EXERCISE DATA →
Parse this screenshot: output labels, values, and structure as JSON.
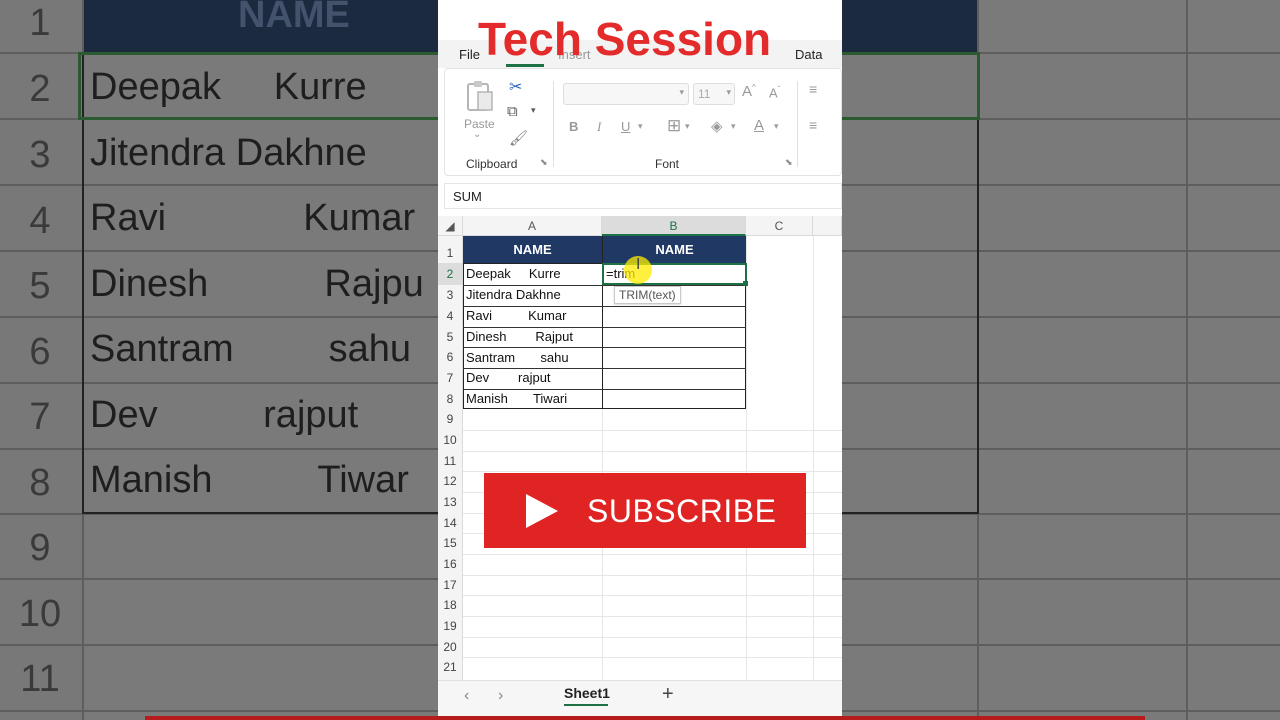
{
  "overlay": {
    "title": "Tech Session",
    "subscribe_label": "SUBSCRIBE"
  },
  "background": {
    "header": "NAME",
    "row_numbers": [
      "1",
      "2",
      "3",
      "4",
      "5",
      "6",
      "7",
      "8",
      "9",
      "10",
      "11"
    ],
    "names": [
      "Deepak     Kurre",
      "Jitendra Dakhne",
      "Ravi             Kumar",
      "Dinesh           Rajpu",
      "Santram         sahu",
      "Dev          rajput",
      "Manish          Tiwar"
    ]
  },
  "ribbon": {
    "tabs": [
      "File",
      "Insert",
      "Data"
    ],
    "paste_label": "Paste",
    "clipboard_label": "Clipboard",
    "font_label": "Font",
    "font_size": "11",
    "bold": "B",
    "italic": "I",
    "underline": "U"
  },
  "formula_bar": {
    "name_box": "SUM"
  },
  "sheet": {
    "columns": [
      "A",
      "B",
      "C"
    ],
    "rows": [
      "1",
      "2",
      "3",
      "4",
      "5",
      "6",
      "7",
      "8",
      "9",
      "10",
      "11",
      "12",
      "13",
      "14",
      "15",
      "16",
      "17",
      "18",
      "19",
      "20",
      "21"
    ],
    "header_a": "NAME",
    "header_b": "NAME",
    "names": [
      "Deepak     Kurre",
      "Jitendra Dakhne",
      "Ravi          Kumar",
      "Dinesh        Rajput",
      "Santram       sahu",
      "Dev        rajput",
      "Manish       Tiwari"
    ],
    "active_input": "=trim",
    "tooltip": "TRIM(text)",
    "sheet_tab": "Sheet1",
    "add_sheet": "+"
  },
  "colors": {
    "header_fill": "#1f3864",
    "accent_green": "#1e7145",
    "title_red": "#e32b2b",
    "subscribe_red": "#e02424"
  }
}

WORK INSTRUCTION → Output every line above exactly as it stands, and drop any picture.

ANSWER FOR THE TASK →
Parse this screenshot: output labels, values, and structure as JSON.
{
  "overlay": {
    "title": "Tech Session",
    "subscribe_label": "SUBSCRIBE"
  },
  "background": {
    "header": "NAME",
    "row_numbers": [
      "1",
      "2",
      "3",
      "4",
      "5",
      "6",
      "7",
      "8",
      "9",
      "10",
      "11"
    ],
    "names": [
      "Deepak     Kurre",
      "Jitendra Dakhne",
      "Ravi             Kumar",
      "Dinesh           Rajpu",
      "Santram         sahu",
      "Dev          rajput",
      "Manish          Tiwar"
    ]
  },
  "ribbon": {
    "tabs": [
      "File",
      "Insert",
      "Data"
    ],
    "paste_label": "Paste",
    "clipboard_label": "Clipboard",
    "font_label": "Font",
    "font_size": "11",
    "bold": "B",
    "italic": "I",
    "underline": "U"
  },
  "formula_bar": {
    "name_box": "SUM"
  },
  "sheet": {
    "columns": [
      "A",
      "B",
      "C"
    ],
    "rows": [
      "1",
      "2",
      "3",
      "4",
      "5",
      "6",
      "7",
      "8",
      "9",
      "10",
      "11",
      "12",
      "13",
      "14",
      "15",
      "16",
      "17",
      "18",
      "19",
      "20",
      "21"
    ],
    "header_a": "NAME",
    "header_b": "NAME",
    "names": [
      "Deepak     Kurre",
      "Jitendra Dakhne",
      "Ravi          Kumar",
      "Dinesh        Rajput",
      "Santram       sahu",
      "Dev        rajput",
      "Manish       Tiwari"
    ],
    "active_input": "=trim",
    "tooltip": "TRIM(text)",
    "sheet_tab": "Sheet1",
    "add_sheet": "+"
  },
  "colors": {
    "header_fill": "#1f3864",
    "accent_green": "#1e7145",
    "title_red": "#e32b2b",
    "subscribe_red": "#e02424"
  }
}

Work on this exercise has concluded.